• [DATASET]:
::::::
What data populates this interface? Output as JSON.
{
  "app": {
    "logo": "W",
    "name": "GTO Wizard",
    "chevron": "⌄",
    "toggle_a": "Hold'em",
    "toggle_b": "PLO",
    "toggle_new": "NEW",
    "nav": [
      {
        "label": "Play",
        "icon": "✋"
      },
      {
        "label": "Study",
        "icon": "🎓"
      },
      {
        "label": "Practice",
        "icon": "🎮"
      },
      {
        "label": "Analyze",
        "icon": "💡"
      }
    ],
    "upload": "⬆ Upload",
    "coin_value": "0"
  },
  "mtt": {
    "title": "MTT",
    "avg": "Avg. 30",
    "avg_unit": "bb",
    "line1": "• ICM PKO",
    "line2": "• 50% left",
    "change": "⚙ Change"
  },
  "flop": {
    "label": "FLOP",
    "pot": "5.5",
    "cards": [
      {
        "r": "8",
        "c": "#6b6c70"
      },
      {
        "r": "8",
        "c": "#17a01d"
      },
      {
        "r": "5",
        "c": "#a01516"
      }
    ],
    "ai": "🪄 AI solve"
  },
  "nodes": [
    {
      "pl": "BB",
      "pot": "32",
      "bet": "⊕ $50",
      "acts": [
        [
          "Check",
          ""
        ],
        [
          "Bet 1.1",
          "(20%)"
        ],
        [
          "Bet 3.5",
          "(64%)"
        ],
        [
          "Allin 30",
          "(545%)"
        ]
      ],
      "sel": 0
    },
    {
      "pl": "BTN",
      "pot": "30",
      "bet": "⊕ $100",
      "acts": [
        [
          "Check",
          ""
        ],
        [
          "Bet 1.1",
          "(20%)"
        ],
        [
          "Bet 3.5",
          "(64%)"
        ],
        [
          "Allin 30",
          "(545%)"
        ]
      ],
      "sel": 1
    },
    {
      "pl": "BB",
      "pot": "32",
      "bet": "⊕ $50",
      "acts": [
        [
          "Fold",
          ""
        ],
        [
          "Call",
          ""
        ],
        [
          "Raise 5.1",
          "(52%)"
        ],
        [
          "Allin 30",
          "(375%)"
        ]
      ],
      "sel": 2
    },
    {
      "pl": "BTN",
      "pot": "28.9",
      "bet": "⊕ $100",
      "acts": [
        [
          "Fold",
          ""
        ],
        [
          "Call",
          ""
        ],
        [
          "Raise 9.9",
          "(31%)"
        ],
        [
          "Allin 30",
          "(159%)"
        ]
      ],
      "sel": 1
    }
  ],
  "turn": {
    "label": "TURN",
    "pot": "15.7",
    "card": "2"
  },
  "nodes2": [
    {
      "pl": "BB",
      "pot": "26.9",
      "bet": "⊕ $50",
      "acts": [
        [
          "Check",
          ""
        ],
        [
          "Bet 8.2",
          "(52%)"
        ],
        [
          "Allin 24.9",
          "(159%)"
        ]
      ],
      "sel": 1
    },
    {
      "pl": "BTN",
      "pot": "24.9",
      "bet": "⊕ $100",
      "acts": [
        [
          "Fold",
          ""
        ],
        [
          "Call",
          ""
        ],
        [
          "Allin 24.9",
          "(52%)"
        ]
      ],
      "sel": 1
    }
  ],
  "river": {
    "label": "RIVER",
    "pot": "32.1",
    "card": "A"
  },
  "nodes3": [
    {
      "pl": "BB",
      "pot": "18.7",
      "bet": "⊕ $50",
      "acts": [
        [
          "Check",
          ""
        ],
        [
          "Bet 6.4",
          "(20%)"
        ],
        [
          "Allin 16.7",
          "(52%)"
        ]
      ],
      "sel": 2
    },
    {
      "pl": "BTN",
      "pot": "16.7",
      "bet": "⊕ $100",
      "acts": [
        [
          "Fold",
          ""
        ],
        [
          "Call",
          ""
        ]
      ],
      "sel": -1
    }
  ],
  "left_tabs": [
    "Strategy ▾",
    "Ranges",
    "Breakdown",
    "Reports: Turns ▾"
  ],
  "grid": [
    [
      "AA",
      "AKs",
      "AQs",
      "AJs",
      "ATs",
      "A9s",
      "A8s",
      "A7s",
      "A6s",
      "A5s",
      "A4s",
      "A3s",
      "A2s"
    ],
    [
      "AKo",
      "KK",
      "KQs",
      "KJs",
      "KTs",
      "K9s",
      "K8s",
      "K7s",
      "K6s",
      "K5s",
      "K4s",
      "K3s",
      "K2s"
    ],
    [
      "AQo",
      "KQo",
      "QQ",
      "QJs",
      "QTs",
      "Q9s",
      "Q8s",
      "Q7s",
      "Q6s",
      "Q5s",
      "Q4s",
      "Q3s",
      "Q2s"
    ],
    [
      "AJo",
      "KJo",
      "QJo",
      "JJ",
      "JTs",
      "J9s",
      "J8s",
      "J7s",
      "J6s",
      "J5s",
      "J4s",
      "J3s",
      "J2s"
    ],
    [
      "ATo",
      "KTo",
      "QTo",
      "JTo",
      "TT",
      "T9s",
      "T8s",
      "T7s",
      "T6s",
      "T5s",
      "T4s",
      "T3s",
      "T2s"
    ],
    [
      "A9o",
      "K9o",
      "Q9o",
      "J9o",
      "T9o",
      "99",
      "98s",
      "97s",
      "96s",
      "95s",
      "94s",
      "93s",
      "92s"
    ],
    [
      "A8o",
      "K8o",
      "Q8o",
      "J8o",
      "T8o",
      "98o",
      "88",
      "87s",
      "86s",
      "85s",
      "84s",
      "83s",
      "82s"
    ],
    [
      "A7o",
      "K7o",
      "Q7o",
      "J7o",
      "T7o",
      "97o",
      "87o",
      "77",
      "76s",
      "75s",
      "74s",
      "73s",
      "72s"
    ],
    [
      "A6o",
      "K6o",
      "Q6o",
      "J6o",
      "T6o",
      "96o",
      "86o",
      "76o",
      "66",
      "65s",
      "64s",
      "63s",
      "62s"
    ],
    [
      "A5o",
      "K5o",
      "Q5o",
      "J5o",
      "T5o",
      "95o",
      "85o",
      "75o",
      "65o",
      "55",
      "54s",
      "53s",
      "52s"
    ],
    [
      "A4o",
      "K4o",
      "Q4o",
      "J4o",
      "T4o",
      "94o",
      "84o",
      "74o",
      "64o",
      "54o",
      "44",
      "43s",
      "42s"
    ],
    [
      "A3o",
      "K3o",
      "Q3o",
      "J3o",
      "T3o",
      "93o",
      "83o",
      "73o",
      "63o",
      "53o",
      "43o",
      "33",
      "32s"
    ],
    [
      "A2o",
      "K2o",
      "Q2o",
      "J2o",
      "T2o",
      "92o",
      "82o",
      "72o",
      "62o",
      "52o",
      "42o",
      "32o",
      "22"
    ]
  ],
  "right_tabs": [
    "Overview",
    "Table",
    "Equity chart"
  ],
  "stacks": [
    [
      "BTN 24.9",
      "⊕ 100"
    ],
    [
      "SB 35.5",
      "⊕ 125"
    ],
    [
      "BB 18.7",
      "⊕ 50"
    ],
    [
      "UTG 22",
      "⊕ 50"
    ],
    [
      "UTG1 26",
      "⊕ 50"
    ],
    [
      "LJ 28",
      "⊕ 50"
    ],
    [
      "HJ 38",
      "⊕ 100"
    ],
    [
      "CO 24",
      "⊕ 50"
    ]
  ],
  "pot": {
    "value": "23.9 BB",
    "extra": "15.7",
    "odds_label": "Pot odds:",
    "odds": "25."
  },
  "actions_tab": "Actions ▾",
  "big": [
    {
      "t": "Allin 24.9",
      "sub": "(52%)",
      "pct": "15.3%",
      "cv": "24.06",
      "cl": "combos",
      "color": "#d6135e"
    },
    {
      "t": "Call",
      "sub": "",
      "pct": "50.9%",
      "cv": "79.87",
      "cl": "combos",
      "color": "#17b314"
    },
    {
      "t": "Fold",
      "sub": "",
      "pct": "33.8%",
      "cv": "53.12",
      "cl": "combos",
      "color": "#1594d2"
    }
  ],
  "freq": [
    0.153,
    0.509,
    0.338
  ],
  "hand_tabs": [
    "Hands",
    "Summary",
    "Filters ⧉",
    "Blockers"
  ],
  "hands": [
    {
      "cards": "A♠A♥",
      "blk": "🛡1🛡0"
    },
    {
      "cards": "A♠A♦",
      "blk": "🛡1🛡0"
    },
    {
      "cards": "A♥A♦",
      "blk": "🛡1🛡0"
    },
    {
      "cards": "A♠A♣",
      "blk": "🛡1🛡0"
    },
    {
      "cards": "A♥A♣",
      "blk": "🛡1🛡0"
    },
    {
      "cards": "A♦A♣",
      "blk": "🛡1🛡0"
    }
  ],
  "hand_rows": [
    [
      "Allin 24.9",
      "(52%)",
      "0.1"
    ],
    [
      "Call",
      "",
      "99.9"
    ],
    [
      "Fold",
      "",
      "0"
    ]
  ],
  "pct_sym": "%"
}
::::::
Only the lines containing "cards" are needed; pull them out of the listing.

    "cards": [
      "cards": "A♠A♥",
      "cards": "A♠A♦",
      "cards": "A♥A♦",
      "cards": "A♠A♣",
      "cards": "A♥A♣",
      "cards": "A♦A♣",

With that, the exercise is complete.